Processor Resource/System Manager (PR/SM)

Processor Resource/System Manager (PR/SM) is the wizard behind the curtain. It is a hypervisor firmware that allows for virtualization of the LinuxONE hardware. It can separate or share physical resources such as cores, I/O channels, and LAN interfaces across multiple logical partitions (LPARs). LPARs look and act like separate machines even though they reside on the same hardware. Within the LPARs, you can run another layer of virtualization like KVM to run multiple Linux guests. You can even use PR/SM to over-allocate your resources across your environments and get the most out of your box. With the integration at the firmware layer, PR/SM deals directly with the system resources resulting in greater speed and efficiency.

Flexible Support Processor

Don’t worry, this isn’t another specialisation of the cores. This is completely different. The Flexible Support Processor (FSP) is based on the PowerPC microprocessor technology and is used in multiple ways within LinuxONE III.

Each of the Processor Units (up to 4 at a time) reside in a drawer called a Central Processor Complex (CPC). In the LinuxONE III, the CPC has been engineered to include two FSPs. Within the CPC, the FSPs communicate with the support element (SE) in the machine. The SE acts as a single point of control. It will communicate with the FSP to control things like the power supply.

Overhead view of processor drawer

Front view of processor drawer

Two FSPs are also installed in the I/O drawers included in the LinuxONE III. Their job is to make the I/O channels fast and effective at moving I/O data to and from memory.

If you’re looking for one of the most highly rated security modules (HSM) on the market that is certified at FIPS 140-2 Level 4, then you can use two or more of the FSPs to act as the HSM.

Final thoughts

It’s hard to succinctly describe how all of this fits together. This video does just that: In just under two and a half minutes, it describes how all of this works together to function inside a single box.

The many layers of engineering in LinuxONE really set it apart from other servers built on top of the x86 architecture. So many applications gain benefits just by running on the hardware. For applications that work with a lot of data, who wouldn’t love the boost of a SAP?

I’ve barely skimmed the surface of the layers of technology that exist in our cores and on the PUs. The cores rate at 4.5 GHz — and while that’s an impressive rating, you really need to see applications or multiple environments run all located within LinuxONE thanks to the PR/SM technology to really grasp just how much compute power exists between all of the cores all over the box.

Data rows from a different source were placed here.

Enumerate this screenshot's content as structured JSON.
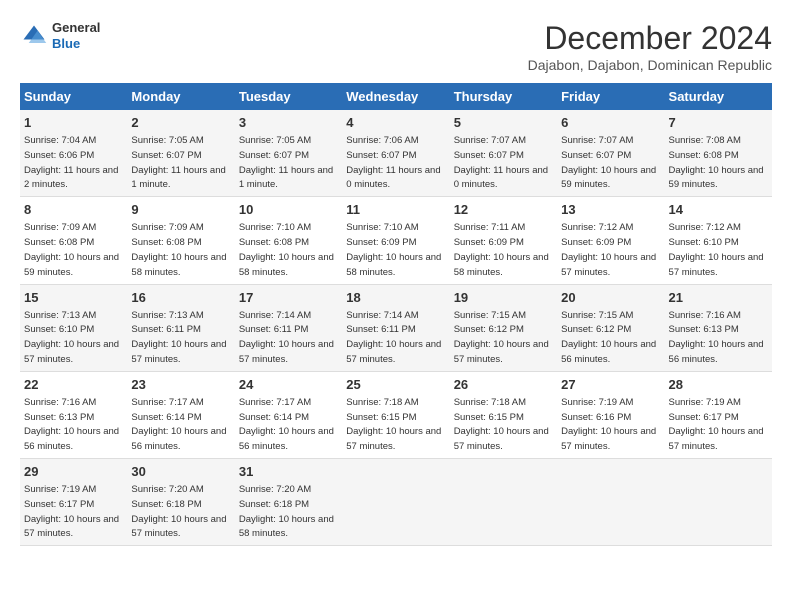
{
  "header": {
    "logo_general": "General",
    "logo_blue": "Blue",
    "month_title": "December 2024",
    "location": "Dajabon, Dajabon, Dominican Republic"
  },
  "calendar": {
    "weekdays": [
      "Sunday",
      "Monday",
      "Tuesday",
      "Wednesday",
      "Thursday",
      "Friday",
      "Saturday"
    ],
    "weeks": [
      [
        {
          "day": "1",
          "sunrise": "7:04 AM",
          "sunset": "6:06 PM",
          "daylight": "11 hours and 2 minutes."
        },
        {
          "day": "2",
          "sunrise": "7:05 AM",
          "sunset": "6:07 PM",
          "daylight": "11 hours and 1 minute."
        },
        {
          "day": "3",
          "sunrise": "7:05 AM",
          "sunset": "6:07 PM",
          "daylight": "11 hours and 1 minute."
        },
        {
          "day": "4",
          "sunrise": "7:06 AM",
          "sunset": "6:07 PM",
          "daylight": "11 hours and 0 minutes."
        },
        {
          "day": "5",
          "sunrise": "7:07 AM",
          "sunset": "6:07 PM",
          "daylight": "11 hours and 0 minutes."
        },
        {
          "day": "6",
          "sunrise": "7:07 AM",
          "sunset": "6:07 PM",
          "daylight": "10 hours and 59 minutes."
        },
        {
          "day": "7",
          "sunrise": "7:08 AM",
          "sunset": "6:08 PM",
          "daylight": "10 hours and 59 minutes."
        }
      ],
      [
        {
          "day": "8",
          "sunrise": "7:09 AM",
          "sunset": "6:08 PM",
          "daylight": "10 hours and 59 minutes."
        },
        {
          "day": "9",
          "sunrise": "7:09 AM",
          "sunset": "6:08 PM",
          "daylight": "10 hours and 58 minutes."
        },
        {
          "day": "10",
          "sunrise": "7:10 AM",
          "sunset": "6:08 PM",
          "daylight": "10 hours and 58 minutes."
        },
        {
          "day": "11",
          "sunrise": "7:10 AM",
          "sunset": "6:09 PM",
          "daylight": "10 hours and 58 minutes."
        },
        {
          "day": "12",
          "sunrise": "7:11 AM",
          "sunset": "6:09 PM",
          "daylight": "10 hours and 58 minutes."
        },
        {
          "day": "13",
          "sunrise": "7:12 AM",
          "sunset": "6:09 PM",
          "daylight": "10 hours and 57 minutes."
        },
        {
          "day": "14",
          "sunrise": "7:12 AM",
          "sunset": "6:10 PM",
          "daylight": "10 hours and 57 minutes."
        }
      ],
      [
        {
          "day": "15",
          "sunrise": "7:13 AM",
          "sunset": "6:10 PM",
          "daylight": "10 hours and 57 minutes."
        },
        {
          "day": "16",
          "sunrise": "7:13 AM",
          "sunset": "6:11 PM",
          "daylight": "10 hours and 57 minutes."
        },
        {
          "day": "17",
          "sunrise": "7:14 AM",
          "sunset": "6:11 PM",
          "daylight": "10 hours and 57 minutes."
        },
        {
          "day": "18",
          "sunrise": "7:14 AM",
          "sunset": "6:11 PM",
          "daylight": "10 hours and 57 minutes."
        },
        {
          "day": "19",
          "sunrise": "7:15 AM",
          "sunset": "6:12 PM",
          "daylight": "10 hours and 57 minutes."
        },
        {
          "day": "20",
          "sunrise": "7:15 AM",
          "sunset": "6:12 PM",
          "daylight": "10 hours and 56 minutes."
        },
        {
          "day": "21",
          "sunrise": "7:16 AM",
          "sunset": "6:13 PM",
          "daylight": "10 hours and 56 minutes."
        }
      ],
      [
        {
          "day": "22",
          "sunrise": "7:16 AM",
          "sunset": "6:13 PM",
          "daylight": "10 hours and 56 minutes."
        },
        {
          "day": "23",
          "sunrise": "7:17 AM",
          "sunset": "6:14 PM",
          "daylight": "10 hours and 56 minutes."
        },
        {
          "day": "24",
          "sunrise": "7:17 AM",
          "sunset": "6:14 PM",
          "daylight": "10 hours and 56 minutes."
        },
        {
          "day": "25",
          "sunrise": "7:18 AM",
          "sunset": "6:15 PM",
          "daylight": "10 hours and 57 minutes."
        },
        {
          "day": "26",
          "sunrise": "7:18 AM",
          "sunset": "6:15 PM",
          "daylight": "10 hours and 57 minutes."
        },
        {
          "day": "27",
          "sunrise": "7:19 AM",
          "sunset": "6:16 PM",
          "daylight": "10 hours and 57 minutes."
        },
        {
          "day": "28",
          "sunrise": "7:19 AM",
          "sunset": "6:17 PM",
          "daylight": "10 hours and 57 minutes."
        }
      ],
      [
        {
          "day": "29",
          "sunrise": "7:19 AM",
          "sunset": "6:17 PM",
          "daylight": "10 hours and 57 minutes."
        },
        {
          "day": "30",
          "sunrise": "7:20 AM",
          "sunset": "6:18 PM",
          "daylight": "10 hours and 57 minutes."
        },
        {
          "day": "31",
          "sunrise": "7:20 AM",
          "sunset": "6:18 PM",
          "daylight": "10 hours and 58 minutes."
        },
        null,
        null,
        null,
        null
      ]
    ]
  }
}
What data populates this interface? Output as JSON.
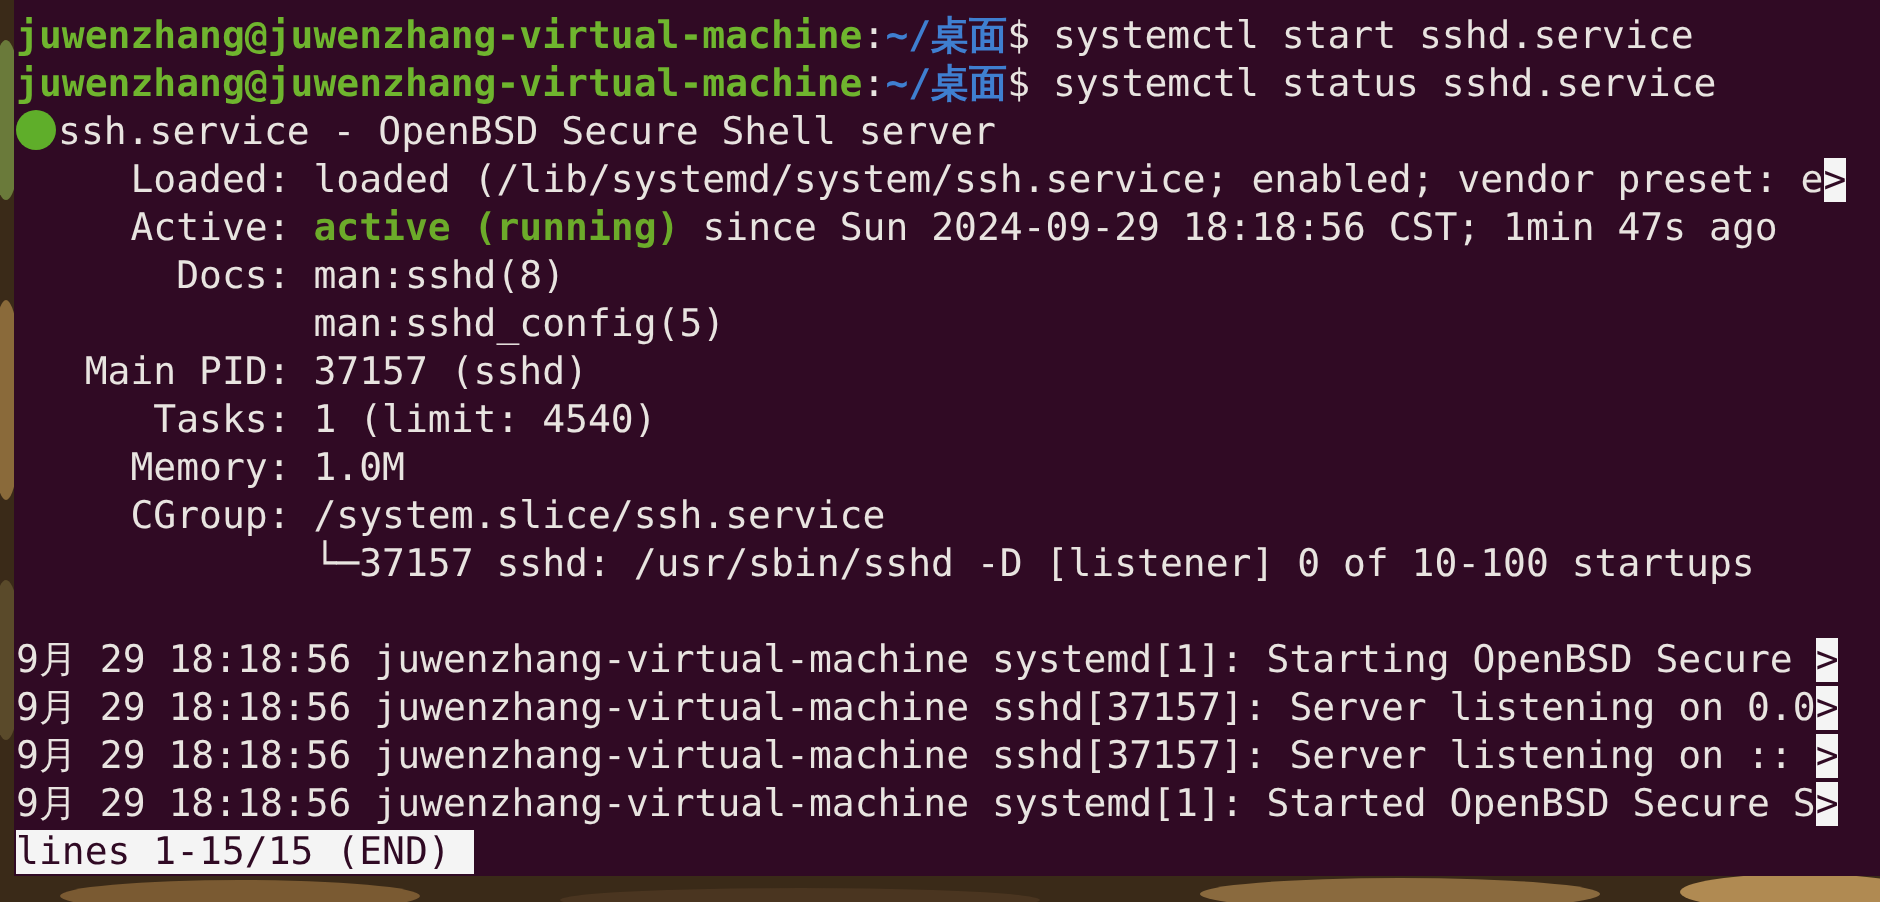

Check out the IBM LinuxONE Community Cloud to see for yourself how Linux looks and feels just as you would expect it to anywhere else, while gaining all of the performance advantages that come from the normal Linux cores, SAPs, and FSPs all working together to drive every efficiency possible in hardware.

Additional resources